Ayurveda states that at every meal we should fill our stomach to one half its capacity with food, one-quarter part water, and leave one quarter part empty to allow for stomach churning. In order to do this, the food should be carefully chewed, interspersed with small sips of water, eaten in a quiet environment and with mindfulness so as to become aware of the sensation of satiety. Most of the time we eat too much because we are distracted. We aren’t really paying attention to the process of nourishment, bearing witness to the miracle that transforms our food into the body. Instead our focus is externally directed, eating while we do other things, such as working, cleaning, driving, reading books, watching television or using computers. At the same time we are internally besought by emotions that drive us to eat if only to fill an emotional hole, substituting the feeling of having ‘enough’ for the feeling of being ‘stuffed’. Rather than listen to our poor stomachs we listen to the rapacious appetite of the tongue, which in Ayurveda is related to the element of water and quality of desire. The nature of desire is endless, but the body has its limitations. Being able to check in with one’s stomach and bypass the noise of the tongue is an important life skill to have.
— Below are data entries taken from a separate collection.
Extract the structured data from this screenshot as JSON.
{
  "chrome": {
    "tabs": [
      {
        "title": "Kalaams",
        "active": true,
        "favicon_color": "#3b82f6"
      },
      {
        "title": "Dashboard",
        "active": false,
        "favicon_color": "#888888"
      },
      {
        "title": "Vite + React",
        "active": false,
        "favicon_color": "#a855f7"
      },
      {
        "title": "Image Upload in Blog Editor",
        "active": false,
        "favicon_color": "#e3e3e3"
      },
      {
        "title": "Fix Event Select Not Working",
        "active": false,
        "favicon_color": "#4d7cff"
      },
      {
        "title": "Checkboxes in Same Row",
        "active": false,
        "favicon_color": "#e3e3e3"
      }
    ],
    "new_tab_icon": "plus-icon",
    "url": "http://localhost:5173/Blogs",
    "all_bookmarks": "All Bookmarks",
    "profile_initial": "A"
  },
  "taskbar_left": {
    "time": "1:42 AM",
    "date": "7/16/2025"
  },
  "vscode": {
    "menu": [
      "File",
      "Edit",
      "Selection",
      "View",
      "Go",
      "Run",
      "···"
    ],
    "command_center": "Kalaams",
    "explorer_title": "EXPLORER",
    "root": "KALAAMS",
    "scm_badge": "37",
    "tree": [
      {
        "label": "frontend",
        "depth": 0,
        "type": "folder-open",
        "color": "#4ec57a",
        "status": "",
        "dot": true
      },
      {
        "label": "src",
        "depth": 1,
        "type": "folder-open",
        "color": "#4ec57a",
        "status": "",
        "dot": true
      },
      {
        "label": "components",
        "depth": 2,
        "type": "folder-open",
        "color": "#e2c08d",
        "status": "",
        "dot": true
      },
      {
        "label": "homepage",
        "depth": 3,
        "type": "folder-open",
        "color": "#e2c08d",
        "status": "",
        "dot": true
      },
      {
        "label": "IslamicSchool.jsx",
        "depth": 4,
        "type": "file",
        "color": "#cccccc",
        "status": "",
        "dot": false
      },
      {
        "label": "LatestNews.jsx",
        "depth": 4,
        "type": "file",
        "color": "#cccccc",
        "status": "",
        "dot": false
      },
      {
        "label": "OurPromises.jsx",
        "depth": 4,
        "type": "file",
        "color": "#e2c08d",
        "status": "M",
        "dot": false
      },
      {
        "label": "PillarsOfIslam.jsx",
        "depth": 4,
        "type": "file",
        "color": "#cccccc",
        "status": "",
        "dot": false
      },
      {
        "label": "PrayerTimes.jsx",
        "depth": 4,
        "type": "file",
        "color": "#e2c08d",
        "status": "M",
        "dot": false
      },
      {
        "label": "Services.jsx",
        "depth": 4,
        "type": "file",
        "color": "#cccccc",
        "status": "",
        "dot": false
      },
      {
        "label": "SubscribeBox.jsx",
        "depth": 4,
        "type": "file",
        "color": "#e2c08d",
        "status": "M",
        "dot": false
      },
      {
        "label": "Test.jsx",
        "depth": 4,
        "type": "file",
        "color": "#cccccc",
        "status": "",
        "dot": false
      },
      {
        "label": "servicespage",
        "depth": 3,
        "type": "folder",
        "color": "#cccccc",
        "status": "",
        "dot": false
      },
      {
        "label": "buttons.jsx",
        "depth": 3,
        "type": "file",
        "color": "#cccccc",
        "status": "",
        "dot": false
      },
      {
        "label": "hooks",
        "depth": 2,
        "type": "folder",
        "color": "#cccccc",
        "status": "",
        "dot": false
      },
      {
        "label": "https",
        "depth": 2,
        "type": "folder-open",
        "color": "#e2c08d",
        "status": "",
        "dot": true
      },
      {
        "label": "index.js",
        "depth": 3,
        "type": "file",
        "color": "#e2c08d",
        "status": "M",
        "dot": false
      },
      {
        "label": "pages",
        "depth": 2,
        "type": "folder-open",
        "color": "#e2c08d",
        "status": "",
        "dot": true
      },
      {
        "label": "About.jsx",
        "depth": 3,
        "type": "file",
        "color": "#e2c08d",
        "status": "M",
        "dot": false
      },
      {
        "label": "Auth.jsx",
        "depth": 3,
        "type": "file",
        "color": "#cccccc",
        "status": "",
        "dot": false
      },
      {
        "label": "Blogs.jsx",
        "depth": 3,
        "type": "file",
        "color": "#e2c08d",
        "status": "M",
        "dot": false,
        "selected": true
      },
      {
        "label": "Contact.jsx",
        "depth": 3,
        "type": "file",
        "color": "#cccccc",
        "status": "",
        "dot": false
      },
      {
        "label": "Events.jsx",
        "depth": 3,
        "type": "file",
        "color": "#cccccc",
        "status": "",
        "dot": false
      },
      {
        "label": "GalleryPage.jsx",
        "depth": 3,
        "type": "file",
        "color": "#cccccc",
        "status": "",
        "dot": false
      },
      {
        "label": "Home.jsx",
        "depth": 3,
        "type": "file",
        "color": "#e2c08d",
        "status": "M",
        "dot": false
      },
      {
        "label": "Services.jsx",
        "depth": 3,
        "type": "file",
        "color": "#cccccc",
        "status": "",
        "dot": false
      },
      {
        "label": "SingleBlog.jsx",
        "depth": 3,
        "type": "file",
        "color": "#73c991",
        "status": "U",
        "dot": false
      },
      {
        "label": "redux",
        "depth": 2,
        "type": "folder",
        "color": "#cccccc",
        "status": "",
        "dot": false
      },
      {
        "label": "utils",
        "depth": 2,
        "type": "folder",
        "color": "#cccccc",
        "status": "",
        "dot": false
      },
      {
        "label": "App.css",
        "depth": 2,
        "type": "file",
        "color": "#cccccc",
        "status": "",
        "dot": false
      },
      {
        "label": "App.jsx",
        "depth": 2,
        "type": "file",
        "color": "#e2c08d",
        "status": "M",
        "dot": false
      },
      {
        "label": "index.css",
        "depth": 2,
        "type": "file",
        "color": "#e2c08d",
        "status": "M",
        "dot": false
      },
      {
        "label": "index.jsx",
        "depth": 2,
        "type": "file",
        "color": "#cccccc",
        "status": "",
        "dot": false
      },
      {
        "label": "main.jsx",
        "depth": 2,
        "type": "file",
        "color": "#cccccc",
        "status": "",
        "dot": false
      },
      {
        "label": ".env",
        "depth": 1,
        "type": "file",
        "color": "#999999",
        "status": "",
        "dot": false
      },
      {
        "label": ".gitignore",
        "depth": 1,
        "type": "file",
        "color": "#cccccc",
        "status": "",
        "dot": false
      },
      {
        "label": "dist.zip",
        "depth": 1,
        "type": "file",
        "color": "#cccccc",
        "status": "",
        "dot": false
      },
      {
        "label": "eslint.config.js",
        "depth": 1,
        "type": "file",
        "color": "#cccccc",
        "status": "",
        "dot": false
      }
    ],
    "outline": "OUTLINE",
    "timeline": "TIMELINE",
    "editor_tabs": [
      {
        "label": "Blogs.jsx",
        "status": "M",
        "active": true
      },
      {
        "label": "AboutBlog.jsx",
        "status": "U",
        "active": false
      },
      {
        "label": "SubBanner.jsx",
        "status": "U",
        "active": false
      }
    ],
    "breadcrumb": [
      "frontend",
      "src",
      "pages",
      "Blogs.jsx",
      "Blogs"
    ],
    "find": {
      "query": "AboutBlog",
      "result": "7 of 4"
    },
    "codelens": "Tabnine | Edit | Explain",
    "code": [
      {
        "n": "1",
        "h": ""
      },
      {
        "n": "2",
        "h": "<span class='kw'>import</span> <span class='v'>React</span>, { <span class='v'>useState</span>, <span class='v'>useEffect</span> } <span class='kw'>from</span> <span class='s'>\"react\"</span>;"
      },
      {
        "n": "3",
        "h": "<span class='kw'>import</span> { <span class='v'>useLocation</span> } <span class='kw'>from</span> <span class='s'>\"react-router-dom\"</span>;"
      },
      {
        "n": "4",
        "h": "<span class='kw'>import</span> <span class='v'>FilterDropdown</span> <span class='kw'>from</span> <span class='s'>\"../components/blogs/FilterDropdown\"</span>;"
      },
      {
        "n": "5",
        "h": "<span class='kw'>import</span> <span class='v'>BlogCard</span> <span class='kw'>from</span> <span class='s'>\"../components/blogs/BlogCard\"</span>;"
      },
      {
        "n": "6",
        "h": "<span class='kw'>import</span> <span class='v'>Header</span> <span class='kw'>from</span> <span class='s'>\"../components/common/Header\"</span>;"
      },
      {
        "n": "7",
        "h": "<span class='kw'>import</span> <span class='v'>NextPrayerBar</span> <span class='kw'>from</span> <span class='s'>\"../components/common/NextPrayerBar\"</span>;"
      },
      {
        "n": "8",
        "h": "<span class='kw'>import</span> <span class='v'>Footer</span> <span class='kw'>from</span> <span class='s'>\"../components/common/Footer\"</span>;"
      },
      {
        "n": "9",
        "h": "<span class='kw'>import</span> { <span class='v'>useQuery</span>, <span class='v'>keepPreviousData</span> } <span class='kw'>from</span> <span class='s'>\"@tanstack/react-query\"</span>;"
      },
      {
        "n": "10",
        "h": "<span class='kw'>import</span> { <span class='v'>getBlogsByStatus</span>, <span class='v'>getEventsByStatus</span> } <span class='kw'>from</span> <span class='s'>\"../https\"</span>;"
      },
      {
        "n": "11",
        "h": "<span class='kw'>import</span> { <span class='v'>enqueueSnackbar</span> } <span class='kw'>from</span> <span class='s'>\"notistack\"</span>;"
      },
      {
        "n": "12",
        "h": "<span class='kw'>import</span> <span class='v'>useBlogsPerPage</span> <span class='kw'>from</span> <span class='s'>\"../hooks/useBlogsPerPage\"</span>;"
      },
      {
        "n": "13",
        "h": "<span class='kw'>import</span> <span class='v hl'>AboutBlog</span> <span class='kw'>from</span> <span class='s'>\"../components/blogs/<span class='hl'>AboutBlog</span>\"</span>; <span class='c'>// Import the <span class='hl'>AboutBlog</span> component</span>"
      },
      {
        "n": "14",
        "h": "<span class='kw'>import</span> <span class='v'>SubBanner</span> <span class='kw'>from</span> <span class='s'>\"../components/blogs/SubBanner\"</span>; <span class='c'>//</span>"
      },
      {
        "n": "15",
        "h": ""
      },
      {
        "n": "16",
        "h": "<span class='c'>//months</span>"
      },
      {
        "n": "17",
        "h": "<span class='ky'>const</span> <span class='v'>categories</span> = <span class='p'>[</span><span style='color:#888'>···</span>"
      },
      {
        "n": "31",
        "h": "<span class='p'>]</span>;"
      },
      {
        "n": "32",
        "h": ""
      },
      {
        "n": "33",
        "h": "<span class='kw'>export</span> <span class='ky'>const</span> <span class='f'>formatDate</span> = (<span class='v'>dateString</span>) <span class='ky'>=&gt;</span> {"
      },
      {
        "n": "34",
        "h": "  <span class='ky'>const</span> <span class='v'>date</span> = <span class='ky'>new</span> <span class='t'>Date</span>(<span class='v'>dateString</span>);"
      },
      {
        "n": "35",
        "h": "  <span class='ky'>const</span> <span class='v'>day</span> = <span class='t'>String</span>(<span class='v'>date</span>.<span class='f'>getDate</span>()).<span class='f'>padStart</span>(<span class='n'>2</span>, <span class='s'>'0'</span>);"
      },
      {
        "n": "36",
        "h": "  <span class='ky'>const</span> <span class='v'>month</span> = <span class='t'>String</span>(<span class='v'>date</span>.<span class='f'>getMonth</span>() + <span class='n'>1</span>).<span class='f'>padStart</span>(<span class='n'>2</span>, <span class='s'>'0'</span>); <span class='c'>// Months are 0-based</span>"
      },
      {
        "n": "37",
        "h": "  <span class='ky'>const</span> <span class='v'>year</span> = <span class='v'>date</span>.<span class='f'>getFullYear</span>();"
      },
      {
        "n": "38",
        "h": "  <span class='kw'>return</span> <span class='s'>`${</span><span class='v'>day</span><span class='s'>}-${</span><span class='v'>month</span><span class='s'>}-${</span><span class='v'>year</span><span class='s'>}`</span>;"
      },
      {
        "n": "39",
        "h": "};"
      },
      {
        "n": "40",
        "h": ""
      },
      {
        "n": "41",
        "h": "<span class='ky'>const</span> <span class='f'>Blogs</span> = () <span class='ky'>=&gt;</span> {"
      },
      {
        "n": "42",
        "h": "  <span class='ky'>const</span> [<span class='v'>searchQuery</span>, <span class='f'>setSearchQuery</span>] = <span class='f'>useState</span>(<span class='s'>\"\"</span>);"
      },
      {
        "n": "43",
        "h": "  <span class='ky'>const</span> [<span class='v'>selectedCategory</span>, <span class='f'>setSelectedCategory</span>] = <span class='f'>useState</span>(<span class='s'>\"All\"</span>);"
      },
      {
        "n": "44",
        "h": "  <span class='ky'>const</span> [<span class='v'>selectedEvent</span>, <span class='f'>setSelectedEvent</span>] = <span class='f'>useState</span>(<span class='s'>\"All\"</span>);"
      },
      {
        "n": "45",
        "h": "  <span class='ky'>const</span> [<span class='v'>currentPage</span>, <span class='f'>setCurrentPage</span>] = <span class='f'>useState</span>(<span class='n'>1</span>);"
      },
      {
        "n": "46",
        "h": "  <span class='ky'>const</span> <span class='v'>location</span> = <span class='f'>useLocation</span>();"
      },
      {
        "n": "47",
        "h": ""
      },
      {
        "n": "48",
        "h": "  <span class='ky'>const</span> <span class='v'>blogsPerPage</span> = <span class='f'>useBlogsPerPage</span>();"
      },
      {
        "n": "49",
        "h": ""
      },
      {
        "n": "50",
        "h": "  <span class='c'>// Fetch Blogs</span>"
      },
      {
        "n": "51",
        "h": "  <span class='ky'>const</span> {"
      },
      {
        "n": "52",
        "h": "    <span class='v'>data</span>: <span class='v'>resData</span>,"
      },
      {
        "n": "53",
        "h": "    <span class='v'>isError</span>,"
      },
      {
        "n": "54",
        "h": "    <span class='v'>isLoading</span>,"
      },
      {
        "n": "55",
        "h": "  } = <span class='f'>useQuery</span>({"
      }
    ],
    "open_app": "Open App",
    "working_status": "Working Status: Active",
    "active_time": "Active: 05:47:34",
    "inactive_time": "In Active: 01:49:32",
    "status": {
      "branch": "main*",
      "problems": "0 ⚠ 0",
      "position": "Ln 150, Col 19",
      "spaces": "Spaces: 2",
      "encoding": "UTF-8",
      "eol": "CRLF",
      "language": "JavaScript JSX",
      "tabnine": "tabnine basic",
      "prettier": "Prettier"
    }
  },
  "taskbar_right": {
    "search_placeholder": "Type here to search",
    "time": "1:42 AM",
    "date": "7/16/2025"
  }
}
For the average person, Ayurveda recommends no more than two meals a day, along with a light snack. Ideally, the two main meals should be in the morning after sunrise, and in the afternoon before or around sunset. If desired, a light snack can be had in the middle of the day. This way of eating is better for active people who need to keep their energy going all day long. In some places in India, and also in tropical countries such as Mexico, the largest meal of the day is taken at noon followed by a long rest (or siesta) during the heat of the day. This convenient adaptation is not just to avoid the heat, but helps accommodate the post-prandial dip that usually occurs whenever we eat a large meal. Although elegantly suited to hot climates, eating a large meal at lunch doesn’t accommodate the reality of the work-a-day world that most of us follow.
Ayurveda indicates that most of our food energy should be consumed by mid-day, when the sun’s energy and the body’s fire element have reached their peak. Unfortunately most people are in the habit of eating very light or skipping breakfast, grabbing a quick lunch, and then eating all afternoon and evening. The result is that not only do we eat more food than we realize, but we consume it during a time when our metabolism begins to slow down, and thus instead of burning food energy we end up storing it as fat. In my practice I usually find that most people do well by eating a large, low-carb breakfast that doesn’t spike the blood sugar, providing a sustained source of energy for most of the day. I find this one simple recommendation to be among the most effective to enhance energy, concentration and productivity in my patients, mirroring the practice of traditional cultures found in cooler, temperate climates.